Task to carry out:
Set the records down again in full, with every word kept.

Data records:
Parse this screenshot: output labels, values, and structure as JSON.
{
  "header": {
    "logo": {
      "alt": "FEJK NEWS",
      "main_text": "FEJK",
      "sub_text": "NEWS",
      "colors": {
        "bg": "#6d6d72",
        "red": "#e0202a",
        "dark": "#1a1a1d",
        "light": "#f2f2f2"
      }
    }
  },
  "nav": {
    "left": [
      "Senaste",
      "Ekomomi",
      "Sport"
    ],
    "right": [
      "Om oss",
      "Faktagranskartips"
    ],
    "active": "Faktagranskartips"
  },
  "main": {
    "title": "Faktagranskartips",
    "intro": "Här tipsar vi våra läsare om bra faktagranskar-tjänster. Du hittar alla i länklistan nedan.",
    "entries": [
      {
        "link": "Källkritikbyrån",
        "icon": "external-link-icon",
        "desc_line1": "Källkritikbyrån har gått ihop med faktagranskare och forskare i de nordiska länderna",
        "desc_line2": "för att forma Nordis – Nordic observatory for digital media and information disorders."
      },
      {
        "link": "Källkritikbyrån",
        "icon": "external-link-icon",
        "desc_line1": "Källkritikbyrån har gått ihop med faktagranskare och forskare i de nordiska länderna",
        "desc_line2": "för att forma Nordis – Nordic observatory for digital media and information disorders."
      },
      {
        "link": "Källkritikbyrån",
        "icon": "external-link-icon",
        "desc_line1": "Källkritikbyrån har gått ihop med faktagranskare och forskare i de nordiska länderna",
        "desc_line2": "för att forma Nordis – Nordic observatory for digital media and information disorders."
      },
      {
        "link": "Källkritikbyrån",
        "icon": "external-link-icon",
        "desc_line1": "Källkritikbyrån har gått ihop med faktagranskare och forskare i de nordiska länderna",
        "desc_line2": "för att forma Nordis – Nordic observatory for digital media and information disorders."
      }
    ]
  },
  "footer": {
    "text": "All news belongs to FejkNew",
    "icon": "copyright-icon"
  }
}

Response box:
Parse this screenshot: output labels, values, and structure as JSON.
{
  "header": {
    "logo": {
      "alt": "FEJK NEWS",
      "main_text": "FEJK",
      "sub_text": "NEWS",
      "colors": {
        "bg": "#6d6d72",
        "red": "#e0202a",
        "dark": "#1a1a1d",
        "light": "#f2f2f2"
      }
    }
  },
  "nav": {
    "left": [
      "Senaste",
      "Ekomomi",
      "Sport"
    ],
    "right": [
      "Om oss",
      "Faktagranskartips"
    ],
    "active": "Faktagranskartips"
  },
  "main": {
    "title": "Faktagranskartips",
    "intro": "Här tipsar vi våra läsare om bra faktagranskar-tjänster. Du hittar alla i länklistan nedan.",
    "entries": [
      {
        "link": "Källkritikbyrån",
        "icon": "external-link-icon",
        "desc_line1": "Källkritikbyrån har gått ihop med faktagranskare och forskare i de nordiska länderna",
        "desc_line2": "för att forma Nordis – Nordic observatory for digital media and information disorders."
      },
      {
        "link": "Källkritikbyrån",
        "icon": "external-link-icon",
        "desc_line1": "Källkritikbyrån har gått ihop med faktagranskare och forskare i de nordiska länderna",
        "desc_line2": "för att forma Nordis – Nordic observatory for digital media and information disorders."
      },
      {
        "link": "Källkritikbyrån",
        "icon": "external-link-icon",
        "desc_line1": "Källkritikbyrån har gått ihop med faktagranskare och forskare i de nordiska länderna",
        "desc_line2": "för att forma Nordis – Nordic observatory for digital media and information disorders."
      },
      {
        "link": "Källkritikbyrån",
        "icon": "external-link-icon",
        "desc_line1": "Källkritikbyrån har gått ihop med faktagranskare och forskare i de nordiska länderna",
        "desc_line2": "för att forma Nordis – Nordic observatory for digital media and information disorders."
      }
    ]
  },
  "footer": {
    "text": "All news belongs to FejkNew",
    "icon": "copyright-icon"
  }
}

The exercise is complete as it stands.